However, it is the identity crises occurring with computers as we have known them that holds more interest for IT professionals, including those who are members of the NonStop community. For so many years, we all knew what a NonStop system was just by looking at the cabinetry and oftentimes the NonStop badge appended to the side of the system. Then there was the console where simply a brief glance was all that it took for any system manager to recognize that there was a NonStop OS in there somewhere. But today, we are definitely descending a slippery slope when it comes to understanding what NonStop is becoming.

There are still many individuals out there who really do want to return to the workforce in support of NonStop. Time hasn’t been kind to so many of them as for a decade and a half the future of NonStop looked dim. Enterprises stopped investing in NonStop as solutions vendors have sought alternate platforms. However, with the resurgence of NonStop it is no longer the NonStop these individuals recognize and the skillsets demanded of them have become quite different. For NonStop programmers, all you need to know is a development environment like Eclipse in order to write code and when it comes to familiar roles for systems managers well, you better know a whole lot more about hypervisors and virtual machines than you may think as provisioning a NonStop system today with a shared nothing underpinning isn’t for the faint of heart.

No, NonStop is now just software and yes, NonStop is now just one more virtualized workload. As a premier scale-out option for many mission critical applications, the size of the servers it runs on can be anything from just a few processors to a roomful of them – the lines between systems have become so blurred that you really cannot safely say that indeed, NonStop runs here! It may have at one point and it may even return, but the provisioning algorithms have been working overtime to ensure the lowest-cost server option is being exercised in order to meet negotiated SLAs.

This isn’t bad news for NonStop or the community of experienced programmers and systems managers anxious to return to the workforce and to make a contribution. It’s just different and there are new skills to be learnt. But ignoring the opportunities and forsaking further skillset development is a slippery slope of an entirely different kind leading only to the nearest EXIT sign. And from the discussions I have had on several social media forums, nobody that I have talked to is ready to exit the market. Humanoid robots may be able to do summersaults and solve Rubik cube problems and they may even be more effective walking into hostile environments unsuitable to us but they are yet to prove themselves skilled in NonStop.

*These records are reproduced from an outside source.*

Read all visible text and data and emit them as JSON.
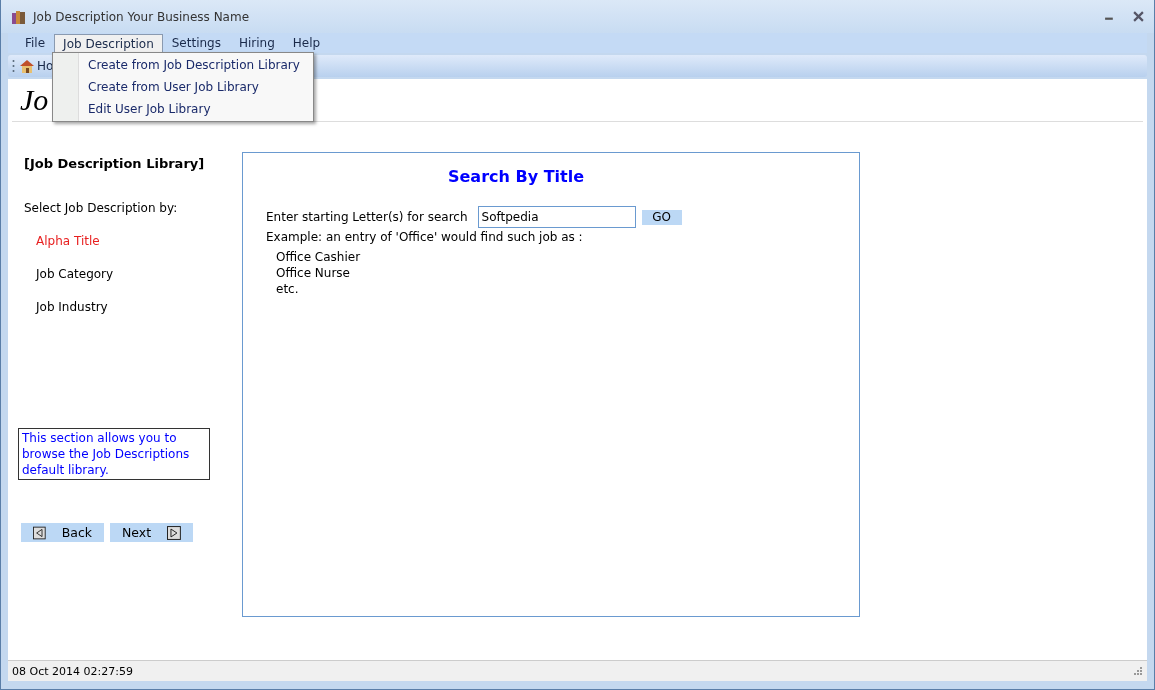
{
  "window": {
    "title": "Job Description Your Business Name"
  },
  "menu": [
    {
      "label": "File",
      "selected": false
    },
    {
      "label": "Job Description",
      "selected": true
    },
    {
      "label": "Settings",
      "selected": false
    },
    {
      "label": "Hiring",
      "selected": false
    },
    {
      "label": "Help",
      "selected": false
    }
  ],
  "dropdown": [
    "Create from Job Description Library",
    "Create from User Job Library",
    "Edit User Job Library"
  ],
  "toolbar": {
    "home": "Ho"
  },
  "header": "Jo",
  "sidebar": {
    "title": "[Job Description Library]",
    "prompt": "Select Job Description by:",
    "items": [
      {
        "label": "Alpha Title",
        "selected": true
      },
      {
        "label": "Job Category",
        "selected": false
      },
      {
        "label": "Job Industry",
        "selected": false
      }
    ],
    "info": "This section allows you to browse the Job Descriptions default library.",
    "back": "Back",
    "next": "Next"
  },
  "search": {
    "title": "Search By Title",
    "label": "Enter starting Letter(s) for search",
    "value": "Softpedia",
    "go": "GO",
    "example": "Example: an entry of 'Office' would find such job as :",
    "examples": [
      "Office Cashier",
      "Office Nurse",
      "etc."
    ]
  },
  "status_bar": "08 Oct 2014 02:27:59"
}
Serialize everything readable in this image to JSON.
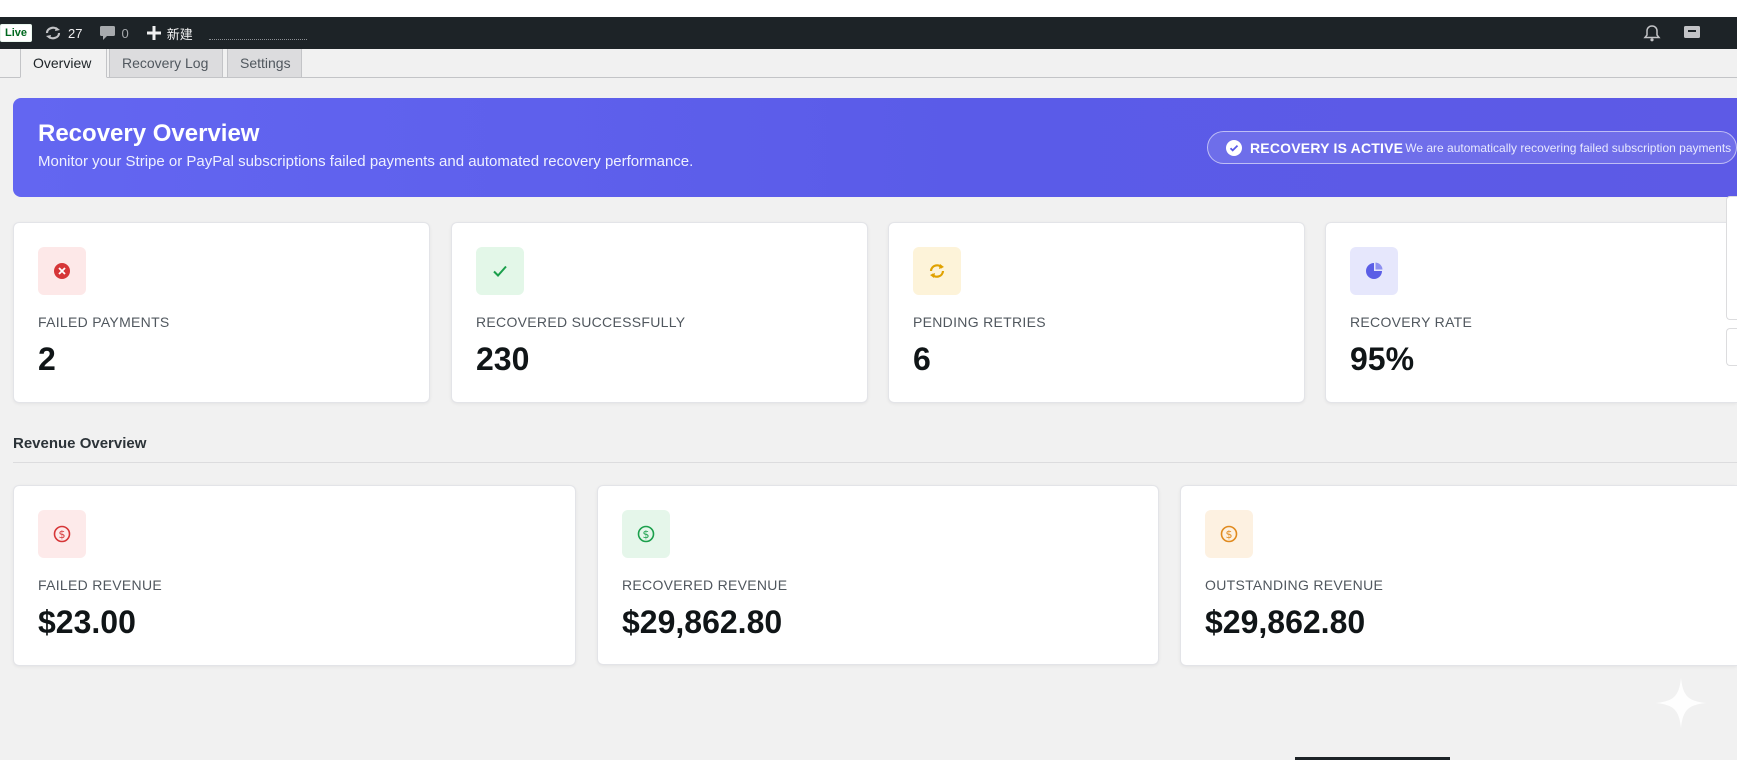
{
  "admin_bar": {
    "live_badge": "Live",
    "updates_count": "27",
    "comments_count": "0",
    "new_label": "新建",
    "icons": [
      "updates-icon",
      "comment-icon",
      "plus-icon",
      "bell-icon",
      "inbox-icon"
    ]
  },
  "tabs": [
    {
      "label": "Overview",
      "active": true
    },
    {
      "label": "Recovery Log",
      "active": false
    },
    {
      "label": "Settings",
      "active": false
    }
  ],
  "hero": {
    "title": "Recovery Overview",
    "subtitle": "Monitor your Stripe or PayPal subscriptions failed payments and automated recovery performance.",
    "status_label": "RECOVERY IS ACTIVE",
    "status_desc": "We are automatically recovering failed subscription payments"
  },
  "stats": [
    {
      "label": "FAILED PAYMENTS",
      "value": "2",
      "icon": "x-circle-icon",
      "color": "#d63638",
      "bg": "#fde8e8"
    },
    {
      "label": "RECOVERED SUCCESSFULLY",
      "value": "230",
      "icon": "check-icon",
      "color": "#1a9f4b",
      "bg": "#e3f7e8"
    },
    {
      "label": "PENDING RETRIES",
      "value": "6",
      "icon": "refresh-icon",
      "color": "#e0a100",
      "bg": "#fdf3d9"
    },
    {
      "label": "RECOVERY RATE",
      "value": "95%",
      "icon": "pie-chart-icon",
      "color": "#5b5ee6",
      "bg": "#e6e7fc"
    }
  ],
  "revenue": {
    "section_title": "Revenue Overview",
    "cards": [
      {
        "label": "FAILED REVENUE",
        "value": "$23.00",
        "icon": "dollar-circle-icon",
        "color": "#d63638",
        "bg": "#fdeaea"
      },
      {
        "label": "RECOVERED REVENUE",
        "value": "$29,862.80",
        "icon": "dollar-circle-icon",
        "color": "#1a9f4b",
        "bg": "#e5f6ea"
      },
      {
        "label": "OUTSTANDING REVENUE",
        "value": "$29,862.80",
        "icon": "dollar-circle-icon",
        "color": "#e08a1e",
        "bg": "#fdf1e1"
      }
    ]
  },
  "colors": {
    "hero_gradient_start": "#6366f1",
    "hero_gradient_end": "#5a5be8",
    "admin_bar": "#1d2327"
  }
}
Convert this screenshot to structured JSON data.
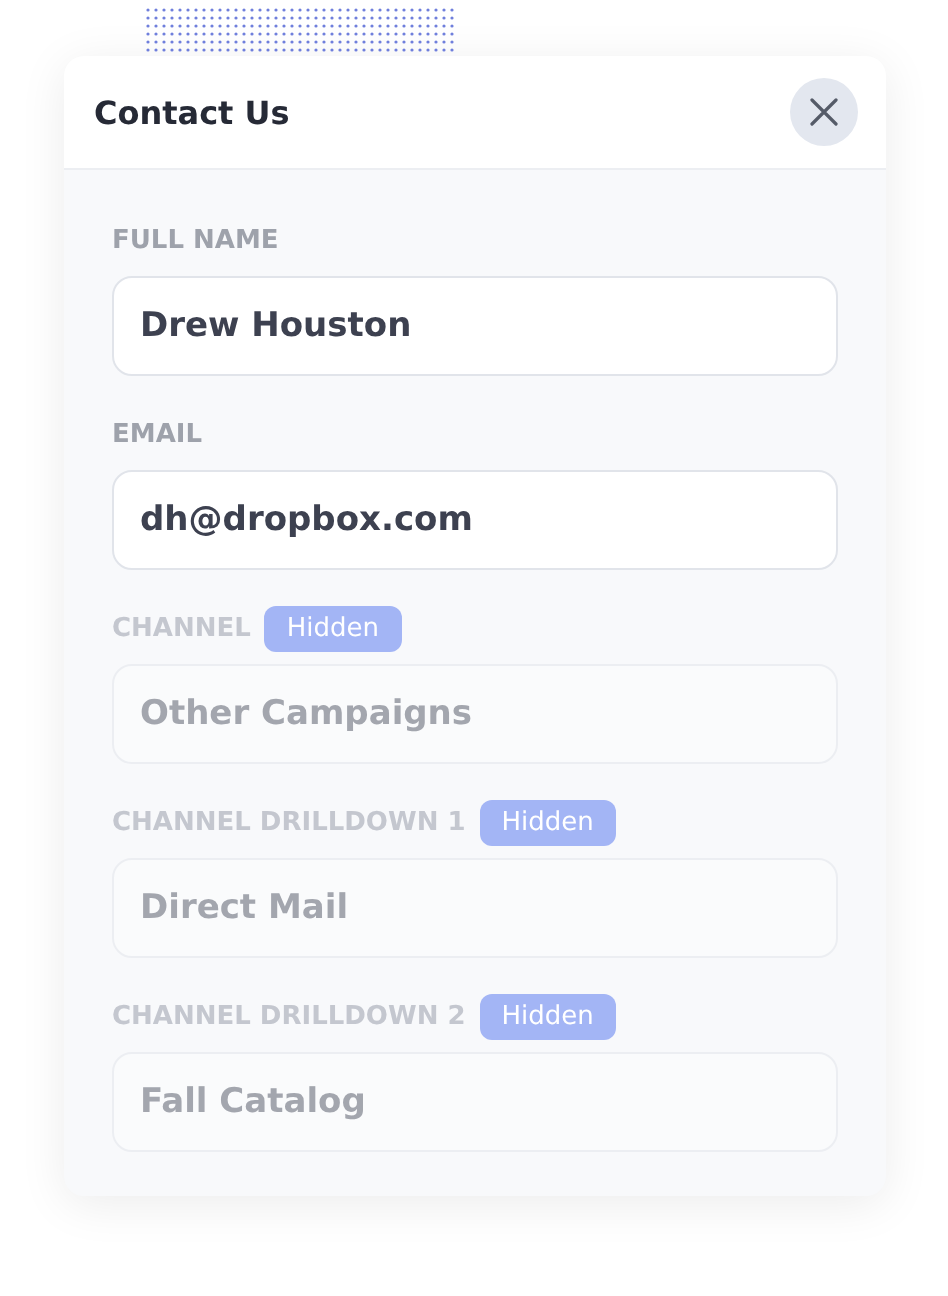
{
  "dialog": {
    "title": "Contact Us"
  },
  "fields": [
    {
      "label": "FULL NAME",
      "value": "Drew Houston",
      "hidden": false
    },
    {
      "label": "EMAIL",
      "value": "dh@dropbox.com",
      "hidden": false
    },
    {
      "label": "CHANNEL",
      "value": "Other Campaigns",
      "hidden": true,
      "badge": "Hidden"
    },
    {
      "label": "CHANNEL DRILLDOWN 1",
      "value": "Direct Mail",
      "hidden": true,
      "badge": "Hidden"
    },
    {
      "label": "CHANNEL DRILLDOWN 2",
      "value": "Fall Catalog",
      "hidden": true,
      "badge": "Hidden"
    }
  ]
}
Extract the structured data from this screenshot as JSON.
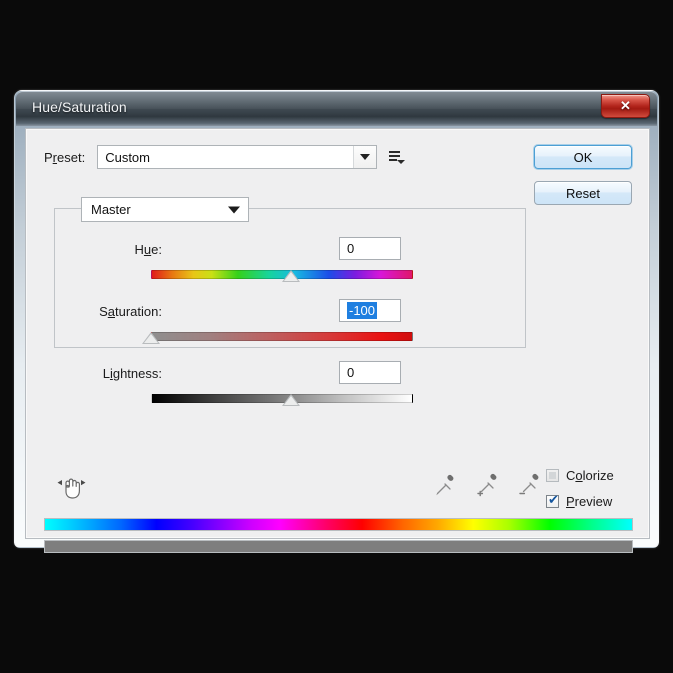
{
  "window": {
    "title": "Hue/Saturation",
    "close_label": "✕"
  },
  "preset": {
    "label": "P",
    "label_underlined": "r",
    "label_rest": "eset:",
    "full_label": "Preset:",
    "value": "Custom",
    "menu_icon": "preset-menu-icon",
    "arrow_icon": "chevron-down-icon"
  },
  "buttons": {
    "ok": "OK",
    "reset": "Reset"
  },
  "channel": {
    "value": "Master",
    "arrow_icon": "chevron-down-icon"
  },
  "adjustments": [
    {
      "name": "hue",
      "label": "Hue:",
      "label_pre": "H",
      "label_accel": "u",
      "label_post": "e:",
      "value": "0",
      "selected": false,
      "thumb_percent": 50,
      "track_type": "rainbow"
    },
    {
      "name": "saturation",
      "label": "Saturation:",
      "label_pre": "S",
      "label_accel": "a",
      "label_post": "turation:",
      "value": "-100",
      "selected": true,
      "thumb_percent": 0,
      "track_type": "saturation"
    },
    {
      "name": "lightness",
      "label": "Lightness:",
      "label_pre": "L",
      "label_accel": "i",
      "label_post": "ghtness:",
      "value": "0",
      "selected": false,
      "thumb_percent": 50,
      "track_type": "lightness"
    }
  ],
  "tools": {
    "scrub_icon": "hand-scrub-icon",
    "eyedropper": "eyedropper-icon",
    "eyedropper_add": "eyedropper-add-icon",
    "eyedropper_subtract": "eyedropper-subtract-icon"
  },
  "options": {
    "colorize": {
      "label": "Colorize",
      "label_pre": "C",
      "label_accel": "o",
      "label_post": "lorize",
      "checked": false,
      "enabled": false
    },
    "preview": {
      "label": "Preview",
      "label_pre": "",
      "label_accel": "P",
      "label_post": "review",
      "checked": true,
      "enabled": true,
      "check_glyph": "✔"
    }
  },
  "color_bars": {
    "top_name": "source-hue-spectrum-bar",
    "bottom_name": "result-color-bar",
    "bottom_color": "#7e7e7e"
  },
  "colors": {
    "dialog_bg": "#efeff0",
    "accent_selection": "#1f7fe0",
    "close_red": "#b3251c",
    "default_button_border": "#4c9fd4"
  }
}
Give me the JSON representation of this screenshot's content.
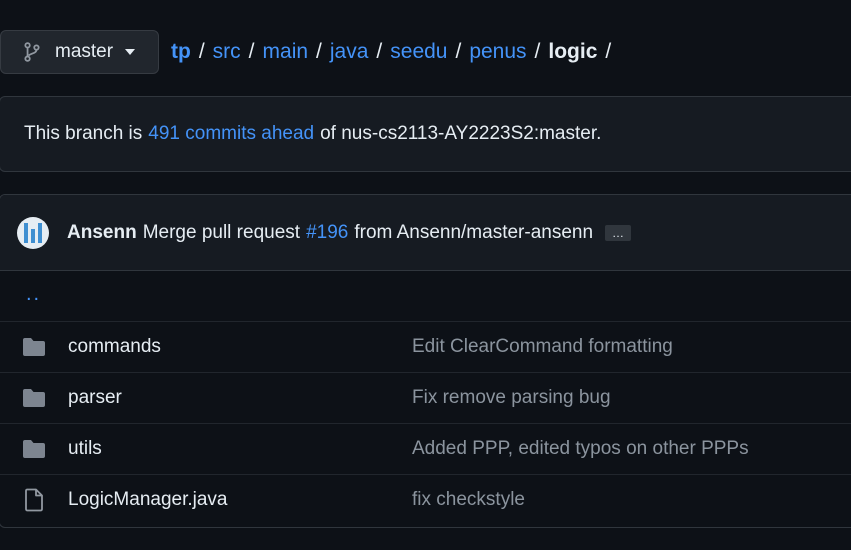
{
  "branch": {
    "name": "master"
  },
  "breadcrumb": {
    "root": "tp",
    "parts": [
      "src",
      "main",
      "java",
      "seedu",
      "penus"
    ],
    "current": "logic",
    "separator": "/"
  },
  "ahead": {
    "prefix": "This branch is",
    "link": "491 commits ahead",
    "suffix": "of nus-cs2113-AY2223S2:master."
  },
  "commit": {
    "author": "Ansenn",
    "message_prefix": "Merge pull request",
    "pr": "#196",
    "message_suffix": "from Ansenn/master-ansenn",
    "more": "…"
  },
  "parent_dir": "..",
  "files": [
    {
      "type": "dir",
      "icon": "folder-icon",
      "name": "commands",
      "message": "Edit ClearCommand formatting"
    },
    {
      "type": "dir",
      "icon": "folder-icon",
      "name": "parser",
      "message": "Fix remove parsing bug"
    },
    {
      "type": "dir",
      "icon": "folder-icon",
      "name": "utils",
      "message": "Added PPP, edited typos on other PPPs"
    },
    {
      "type": "file",
      "icon": "file-icon",
      "name": "LogicManager.java",
      "message": "fix checkstyle"
    }
  ],
  "colors": {
    "background": "#0d1117",
    "link": "#4493f8",
    "muted": "#8b949e",
    "folder": "#7d8590"
  }
}
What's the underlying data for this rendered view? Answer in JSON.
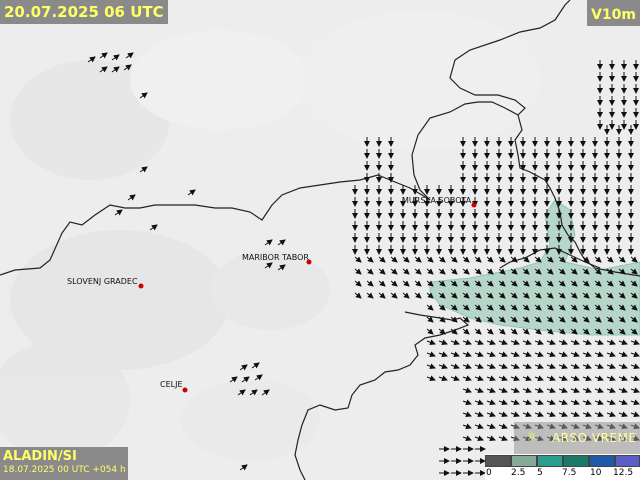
{
  "header": {
    "valid_time": "20.07.2025 06 UTC",
    "parameter": "V10m"
  },
  "model": {
    "name": "ALADIN/SI",
    "run": "18.07.2025 00 UTC +054 h"
  },
  "brand": {
    "icon": "sun-icon",
    "name": "ARSO VREME"
  },
  "legend": {
    "ticks": [
      "0",
      "2.5",
      "5",
      "7.5",
      "10",
      "12.5"
    ],
    "colors": [
      "#555555",
      "#88aa99",
      "#2a9d8f",
      "#1a7a6a",
      "#1e5aa8",
      "#5a5fc8"
    ]
  },
  "cities": [
    {
      "name": "MURSKA SOBOTA"
    },
    {
      "name": "MARIBOR TABOR"
    },
    {
      "name": "SLOVENJ GRADEC"
    },
    {
      "name": "CELJE"
    }
  ],
  "colors": {
    "background": "#eeeeee",
    "border_line": "#222222",
    "city_dot": "#cc0000",
    "wind_shade": "#7fbfa8"
  }
}
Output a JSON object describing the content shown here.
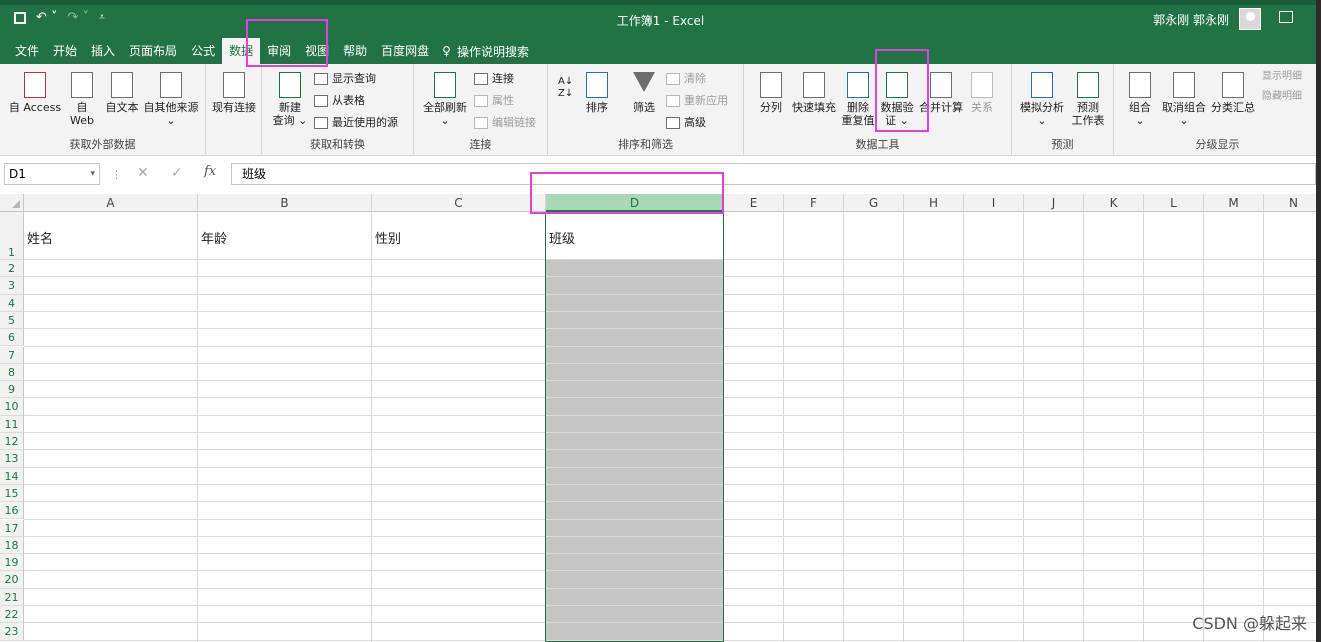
{
  "app": {
    "title": "工作簿1  -  Excel",
    "user_name": "郭永刚 郭永刚"
  },
  "qat": {
    "save_icon": "save-icon",
    "undo_icon": "undo-icon",
    "redo_icon": "redo-icon",
    "customize_icon": "customize-icon"
  },
  "tabs": [
    {
      "label": "文件"
    },
    {
      "label": "开始"
    },
    {
      "label": "插入"
    },
    {
      "label": "页面布局"
    },
    {
      "label": "公式"
    },
    {
      "label": "数据",
      "active": true
    },
    {
      "label": "审阅"
    },
    {
      "label": "视图"
    },
    {
      "label": "帮助"
    },
    {
      "label": "百度网盘"
    }
  ],
  "tellme": {
    "label": "操作说明搜索"
  },
  "ribbon": {
    "get_external": {
      "label": "获取外部数据",
      "access": "自 Access",
      "web1": "自",
      "web2": "Web",
      "text": "自文本",
      "other": "自其他来源",
      "other_dd": "⌄",
      "existing": "现有连接"
    },
    "get_transform": {
      "label": "获取和转换",
      "new_query1": "新建",
      "new_query2": "查询 ⌄",
      "show_queries": "显示查询",
      "from_table": "从表格",
      "recent_sources": "最近使用的源"
    },
    "connections": {
      "label": "连接",
      "refresh_all": "全部刷新",
      "refresh_dd": "⌄",
      "connections": "连接",
      "properties": "属性",
      "edit_links": "编辑链接"
    },
    "sort_filter": {
      "label": "排序和筛选",
      "sort": "排序",
      "filter": "筛选",
      "clear": "清除",
      "reapply": "重新应用",
      "advanced": "高级"
    },
    "data_tools": {
      "label": "数据工具",
      "text_to_columns": "分列",
      "flash_fill": "快速填充",
      "remove_dup1": "删除",
      "remove_dup2": "重复值",
      "validation1": "数据验",
      "validation2": "证 ⌄",
      "consolidate": "合并计算",
      "relationships": "关系"
    },
    "forecast": {
      "label": "预测",
      "whatif": "模拟分析",
      "whatif_dd": "⌄",
      "forecast1": "预测",
      "forecast2": "工作表"
    },
    "outline": {
      "label": "分级显示",
      "group": "组合",
      "ungroup": "取消组合",
      "subtotal": "分类汇总",
      "dd": "⌄",
      "show_detail": "显示明细",
      "hide_detail": "隐藏明细"
    }
  },
  "formula_bar": {
    "name_box": "D1",
    "fx": "fx",
    "value": "班级"
  },
  "columns": [
    "A",
    "B",
    "C",
    "D",
    "E",
    "F",
    "G",
    "H",
    "I",
    "J",
    "K",
    "L",
    "M",
    "N"
  ],
  "rows": [
    "1",
    "2",
    "3",
    "4",
    "5",
    "6",
    "7",
    "8",
    "9",
    "10",
    "11",
    "12",
    "13",
    "14",
    "15",
    "16",
    "17",
    "18",
    "19",
    "20",
    "21",
    "22",
    "23"
  ],
  "cells": {
    "A1": "姓名",
    "B1": "年龄",
    "C1": "性别",
    "D1": "班级"
  },
  "selected_column": "D",
  "highlight_color": "#e040e0",
  "accent_color": "#217346",
  "watermark": "CSDN @躲起来"
}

Few of us in the industry would have missed the most recent news coming from Google. As reported in the November 5, 2017, issue of The New York Times,
Building A.I. That Can Build A.I., “Google may soon find a way to create A.I. technology that can partly take the humans out of building the A.I. systems that many believe are the future of the technology industry.” Well, perhaps they can and perhaps the combination of summersaulting hulks capable of advancing AI will play a big part in our future but that doesn’t detract from the here and now, NonStop still needs a community to support its future growth.

Given all that we have seen and the expectations by HPE for future sales of NonStop – traditional and virtualized - that slippery slope that ends in a pile of questions together with systems indistinguishable from one another, each capable of doing any job we ask of them, simply means NonStop will likely be everywhere. And everywhere is a place I like and it should be well understood, being everywhere will demand everyone to be on hand. So yes, it may very well be hard to tell the seasons and it may be as equally hard to tell where NonStop is running but let that not be a distraction. NonStop not only needs a community to support it, but so does HPE and that isn’t something any of us should ignore!


Richard Buckle said...

Just added a new graphic - hope this provides a visual representation of what I cover in the subsequent paragraphs.

Richard Buckle said...

This was directed to the post,

So I have now added an updated comment to that intended post ... check it out and yes, look for the new graphic that has been added.